### MATERIALS PROVIDED
########################################

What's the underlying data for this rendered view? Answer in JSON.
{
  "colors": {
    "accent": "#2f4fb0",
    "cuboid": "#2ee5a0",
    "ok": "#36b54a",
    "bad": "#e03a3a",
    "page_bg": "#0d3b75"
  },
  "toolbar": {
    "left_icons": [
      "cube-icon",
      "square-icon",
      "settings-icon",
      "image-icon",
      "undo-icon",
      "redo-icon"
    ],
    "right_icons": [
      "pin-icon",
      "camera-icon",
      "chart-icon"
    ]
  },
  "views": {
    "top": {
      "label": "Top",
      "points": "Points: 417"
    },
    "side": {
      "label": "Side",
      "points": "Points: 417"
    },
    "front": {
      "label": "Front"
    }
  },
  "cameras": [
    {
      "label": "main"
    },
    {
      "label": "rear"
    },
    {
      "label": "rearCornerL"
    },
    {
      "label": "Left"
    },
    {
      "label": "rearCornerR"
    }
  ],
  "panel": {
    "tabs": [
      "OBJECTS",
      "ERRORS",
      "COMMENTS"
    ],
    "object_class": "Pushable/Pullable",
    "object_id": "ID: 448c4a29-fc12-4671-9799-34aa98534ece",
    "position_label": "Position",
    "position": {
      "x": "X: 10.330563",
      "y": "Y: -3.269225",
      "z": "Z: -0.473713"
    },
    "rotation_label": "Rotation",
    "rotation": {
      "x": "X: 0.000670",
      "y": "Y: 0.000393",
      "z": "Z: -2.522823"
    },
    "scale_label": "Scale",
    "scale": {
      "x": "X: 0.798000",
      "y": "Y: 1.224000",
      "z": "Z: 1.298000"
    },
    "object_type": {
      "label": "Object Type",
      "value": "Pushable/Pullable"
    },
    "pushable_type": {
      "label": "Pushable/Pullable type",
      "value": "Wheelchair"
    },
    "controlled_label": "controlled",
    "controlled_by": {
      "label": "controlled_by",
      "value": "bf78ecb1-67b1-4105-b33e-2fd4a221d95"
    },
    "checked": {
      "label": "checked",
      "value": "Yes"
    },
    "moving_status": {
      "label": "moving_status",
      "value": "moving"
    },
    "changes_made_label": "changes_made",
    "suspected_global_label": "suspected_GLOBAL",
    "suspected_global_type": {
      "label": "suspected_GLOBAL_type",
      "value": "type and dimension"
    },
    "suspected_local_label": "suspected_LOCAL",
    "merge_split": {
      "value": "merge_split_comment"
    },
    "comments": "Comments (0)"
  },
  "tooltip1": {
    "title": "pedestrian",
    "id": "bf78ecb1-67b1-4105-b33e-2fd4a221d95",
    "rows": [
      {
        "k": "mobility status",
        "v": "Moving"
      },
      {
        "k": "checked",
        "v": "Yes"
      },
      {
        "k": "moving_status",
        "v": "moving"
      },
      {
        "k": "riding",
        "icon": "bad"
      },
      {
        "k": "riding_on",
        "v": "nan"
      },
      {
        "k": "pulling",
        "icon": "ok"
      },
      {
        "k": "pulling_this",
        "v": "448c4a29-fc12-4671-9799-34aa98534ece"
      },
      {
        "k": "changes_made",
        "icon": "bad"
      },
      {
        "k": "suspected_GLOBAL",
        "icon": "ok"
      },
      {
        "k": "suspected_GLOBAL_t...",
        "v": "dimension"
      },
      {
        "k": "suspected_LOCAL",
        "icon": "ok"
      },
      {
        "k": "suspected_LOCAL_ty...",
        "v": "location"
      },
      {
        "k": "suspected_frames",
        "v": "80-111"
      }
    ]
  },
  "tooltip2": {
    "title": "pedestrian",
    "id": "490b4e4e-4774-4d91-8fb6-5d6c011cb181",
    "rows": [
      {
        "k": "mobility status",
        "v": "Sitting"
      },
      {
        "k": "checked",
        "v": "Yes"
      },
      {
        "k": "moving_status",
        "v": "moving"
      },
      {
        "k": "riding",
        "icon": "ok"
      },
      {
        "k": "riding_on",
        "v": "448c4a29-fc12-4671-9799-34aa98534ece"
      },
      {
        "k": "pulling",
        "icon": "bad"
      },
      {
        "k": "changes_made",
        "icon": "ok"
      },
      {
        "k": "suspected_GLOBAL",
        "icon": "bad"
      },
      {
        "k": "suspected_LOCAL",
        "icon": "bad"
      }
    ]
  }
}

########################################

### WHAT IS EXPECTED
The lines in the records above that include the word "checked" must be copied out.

### RESPONSE BOX
    "checked": {
      "label": "checked",
        "k": "checked",
        "k": "checked",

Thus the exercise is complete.